Transportation is a key part of our everyday lives—from commuting to work and school, to running errands and shipping goods across the country. It is also a major contributor to climate change.
In fact, in Virginia transportation is responsible for nearly half (46 percent) of our total greenhouse gas emissions. If Virginians want to do our part to slow climate change, we definitely need to tackle transportation emissions.
In many ways, transportation presents one of the greatest obstacles to tackling climate change, as well as one of the biggest opportunities to address some of Virginia’s challenges.
As a resident of Northern Virginia, I am all too familiar with the intensity of the traffic on our roads, as many of us spend far too long getting from point A to point B.

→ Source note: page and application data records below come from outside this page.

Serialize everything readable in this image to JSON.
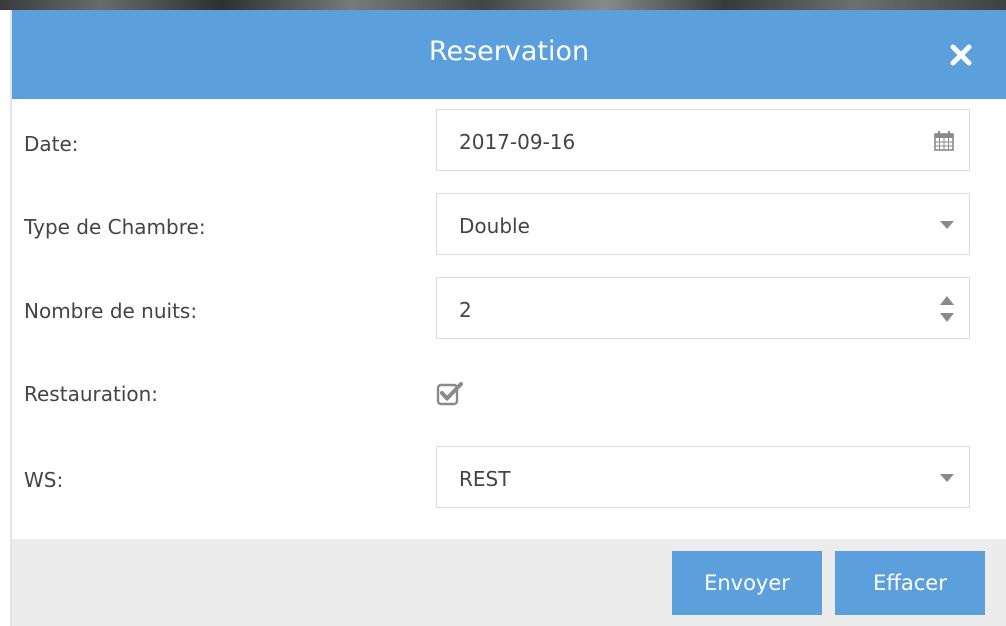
{
  "dialog": {
    "title": "Reservation"
  },
  "form": {
    "date": {
      "label": "Date:",
      "value": "2017-09-16"
    },
    "room_type": {
      "label": "Type de Chambre:",
      "value": "Double"
    },
    "nights": {
      "label": "Nombre de nuits:",
      "value": "2"
    },
    "catering": {
      "label": "Restauration:",
      "checked": true
    },
    "ws": {
      "label": "WS:",
      "value": "REST"
    }
  },
  "footer": {
    "submit_label": "Envoyer",
    "clear_label": "Effacer"
  },
  "colors": {
    "accent": "#5ba0dd",
    "footer_bg": "#ececec",
    "border": "#dcdcdc",
    "text": "#444444"
  },
  "icons": {
    "close": "close-icon",
    "date": "calendar-icon",
    "room_type": "chevron-down-icon",
    "nights": "spinner-icon",
    "catering": "checkbox-checked-icon",
    "ws": "chevron-down-icon"
  }
}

According to the Virginia Department of Rail and Public Transportation, traffic congestion costs an average of $2,000 per household annually from wasted gasoline and lost productivity. For the sake of Virginia’s residents and the success of our business community, we must prioritize smart planning and investments in our transportation system so that we are able to move goods and people around our region more efficiently, and in a way that considers the long-term health of people and the planet.
State leaders throughout the Mid-Atlantic and Northeast have begun to explore a solution to our region’s transportation challenges through the Transportation and Climate Initiative.
TCI is a policy proposal from 12 states (including Virginia) and the District of Columbia to curb emissions from the transportation sector by establishing a regional cap on carbon emissions, and requiring gasoline and diesel wholesalers to purchase allowances for the emissions content of their fuel. Proceeds from the TCI allowance sales would be funneled back to participating states to invest in a cleaner, more efficient transportation system.
The proposed structure of TCI is called cap-and-invest, a policy design that has proven successful in efforts such as the Regional Greenhouse Gas Initiative (RGGI), a cap-and-invest program designed to curb carbon pollution from the power sector.
Since it began in 2009, RGGI has helped to reduce carbon emissions from power plants in participating states over 47 percent while electricity prices decreased despite an increase in average national electricity prices.
I was proud to participate in one of the many public TCI workshops last year, where states solicited recommendations from stakeholders and technical experts. The final proposal is strong because it does not mandate one specific technology or emissions reduction solution.
Instead, it creates an incentive for the market to work toward the desired outcome. We can employ investments in mass transit, transportation electrification, biofuels and myriad other innovations that can help reduce transportation emissions.
TCI is focused on an essential outcome: reducing pollution from the transportation sector. The revenue generated from TCI allowance sales would go toward programs that allow consumers to avoid paying higher fees at the gas pump—electric vehicle incentives, public transit, rural broadband to support telecommuting and telemedicine, and more.
Eventually, TCI investments could eliminate the need for allowance sales. In contrast, a gas tax would raise revenue with no connection to decreasing GHG emissions and traffic congestion, or to ensuring access to cleaner, more affordable transportation alternatives.
The other great advantage of TCI is its regional approach. Virginia’s transportation systems are intimately connected to Washington, D.C., Maryland and the entire region, so a real solution to transportation challenges must be regional as well.
TCI has broad support from the general public as well as members of the private sector. More than 50 companies have shared their support for TCI and the importance of a regional approach to tackling transportation emissions. And recent polling shows strong public support for TCI, with 60 percent of respondents in favor of their state joining the program.
As a coastal state, Virginia is already experiencing the threats of climate change more than most—and scientists have made it clear that we must dramatically scale up efforts to reduce GHG emissions if we are to mitigate the worst impacts of a warming world.
We must act now to implement thoughtful and collaborative solutions like TCI that will help address the climate challenge while also driving investments in a clean transportation future. Virginia’s state leaders should seize this opportunity to join with our neighbors and build a clean and efficient transportation system that we can all benefit from.
Ken Locklin is a director of Impax Asset Management, which specializes in the transition to a more sustainable economy. He is a resident of Reston.